Bilingual Advocacy

“Advocacy is taking action to help people say what they want, secure their rights, represent their interests and obtain services they need. Advocates and advocacy schemes work in partnership with the people they support and take their side. Advocacy promotes social inclusion, equality and social justice.”
The Advocacy Charter 2014

Bilingual advocates support more vulnerable and isolated service users by working independently for better co-ordination of health and social care services. They speak the same language and share cultural connections with service users.  They gather, present and facilitate access to quality information.  Bilingual advocates take instruction from service users and act on mutually agreed plans and preferred outcomes.  They attend appointments to support service users to make informed choices by understanding options and the consequences of any decisions to be made. Empowerment is central.

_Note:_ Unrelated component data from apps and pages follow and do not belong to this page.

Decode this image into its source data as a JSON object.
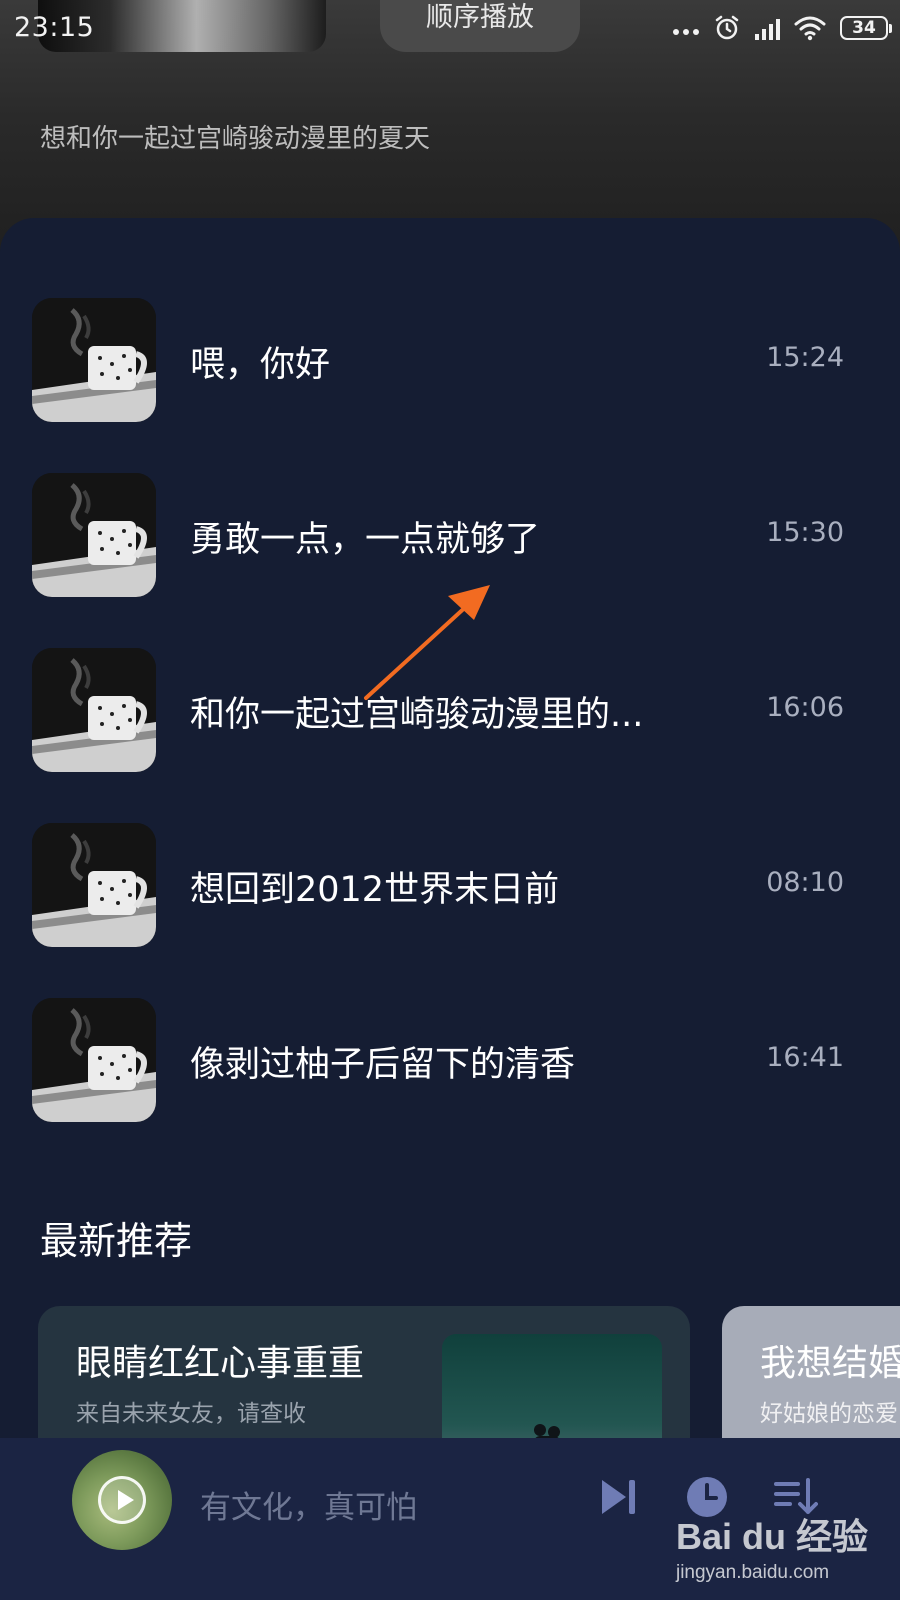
{
  "status_bar": {
    "time": "23:15",
    "battery": "34",
    "icons": [
      "more-dots-icon",
      "alarm-icon",
      "signal-icon",
      "wifi-icon",
      "battery-icon"
    ]
  },
  "header": {
    "play_mode": "顺序播放",
    "subtitle": "想和你一起过宫崎骏动漫里的夏天"
  },
  "episodes": [
    {
      "title": "喂，你好",
      "duration": "15:24"
    },
    {
      "title": "勇敢一点，一点就够了",
      "duration": "15:30"
    },
    {
      "title": "和你一起过宫崎骏动漫里的...",
      "duration": "16:06"
    },
    {
      "title": "想回到2012世界末日前",
      "duration": "08:10"
    },
    {
      "title": "像剥过柚子后留下的清香",
      "duration": "16:41"
    }
  ],
  "recommend": {
    "title": "最新推荐",
    "cards": [
      {
        "title": "眼睛红红心事重重",
        "subtitle": "来自未来女友，请查收"
      },
      {
        "title": "我想结婚",
        "subtitle": "好姑娘的恋爱"
      }
    ]
  },
  "player": {
    "now_playing": "有文化，真可怕",
    "buttons": [
      "next-icon",
      "timer-icon",
      "playlist-icon"
    ]
  },
  "watermark": {
    "logo": "Bai du 经验",
    "url": "jingyan.baidu.com"
  },
  "colors": {
    "panel_bg": "#151d33",
    "player_bg": "#1b2443",
    "annotation_arrow": "#f26b21"
  }
}
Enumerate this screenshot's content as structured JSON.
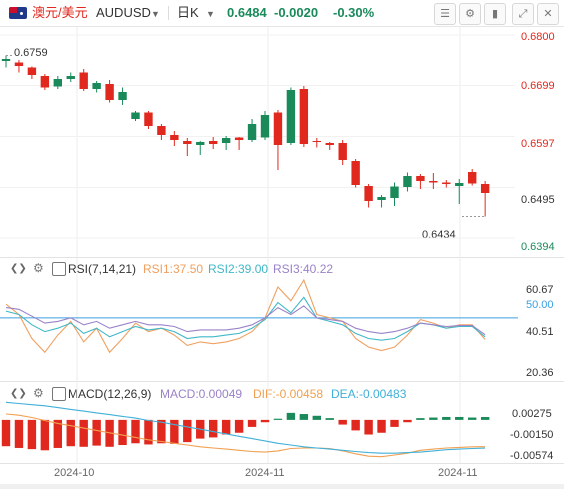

“Empowerment is a process of internal and external change.  The internal process is the person`s sense of belief in her (his) ability to make decisions and solve her (his) own problems.  The external change finds expression in the ability to act and to implement the practical, the knowledge, the information, the skills, the capabilities and the other new resources acquired in the course of the process”.

Bilingual Advocates are accredited and adhere to the 11 principles of the Advocacy Charter http://www.qualityadvocacy.org.uk/wp-content/uploads/2014/03/Code-of-Practice.pdf 

Bilingual Advocates use regular Peer Support Sessions to reflect on their practice, share experiences and exchange useful resources.

The Bilingual Advocacy Project aims to support people to make a difference in 8 areas – linked to the general responsibilities and key duties of the Care Act 2014:

  1. Control – Informed action to address issues negatively affecting well-being
  2. Independence – Support people to manage their own health and well-being
  3. Voice – Confidence to make appointments, book interpreters, consider ESOL classes
  4. Information – Information to navigate services more easily
  5. Access – Connect social care and health to improve service user experience
  6. Sign-Post – Referral to specialist services where appropriate
  7. Quality of Life – Better management of long term conditions and quality of life
  8. Prevention – Encourage appropriate service use and avoid unnecessary admissions
In the year 2016-2017

we delivered

0

hours of bilingual advocacy

to

0

service users

in

0

languages

photo: © Howard Davies/www.eye-camera.com